But you know what? The pay still does start in this life even when you’re going through the dark valleys. We were able to experience the dear closeness of God in the middle of the sadness. Even in the presence of tears I watched our kids go to God’s word for hope, pour out their hearts to God in prayer, and comfort each other better than I could comfort them. To top it all off we saw God answer every one of our prayers about the way we wished to honor our loved pet as her life ended. I gotta tell you it’s weird not waking up with Ellie Mae at my feet today, sitting with me in front of the fire as I read God’s word. But our sadness is filled with the comfort of God which is just a foretaste of the final comfort my kids were reading about on Saturday where it says in Revelation 21: 4 “He will wipe every tear from their eyes. There will be no more death’ or mourning or crying or pain, for the old order of things has passed away.”
This coming Friday would have been my Mom’s 84th birthday, but God called her home on Leap Day of 2012. I’ve been thinking about my Mom this morning and I realize how much I miss her. Oh I absolutely take great joy in knowing she, who was so trapped in a body that had betrayed her through Parkinson’s disease, now skips and dances in heaven. She is free, and yet I miss her. I miss those conversations where I could tell her about the entire emotional terrain of my thoughts and feelings. She would listen to anything I waned to share. I miss her laugh, her way of asking very wise questions, and I miss her playing her piano and singing to her God. I know I’ll see her again, but King Solomon rightly said in Ecclesiastes “Love is stronger than death.” I’m thankful for who Amy Lewis was, and for who she now is shining radiant in the presence of her Heavenly Father.

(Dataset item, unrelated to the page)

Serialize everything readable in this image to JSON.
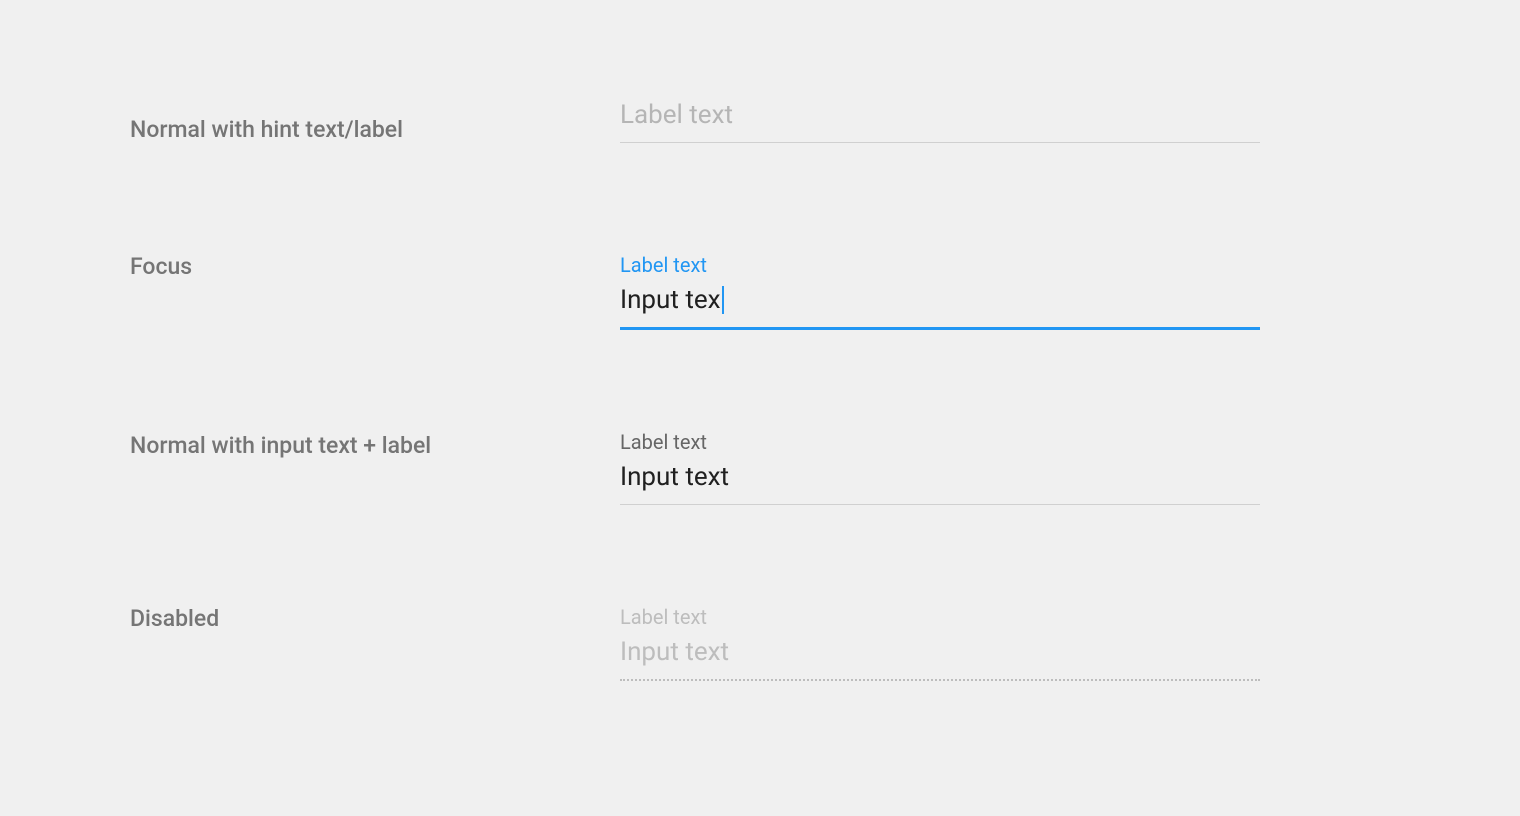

My heart goes out to all of you, my readers, who are missing a loved one taken from you. May God turn your lament into a love song.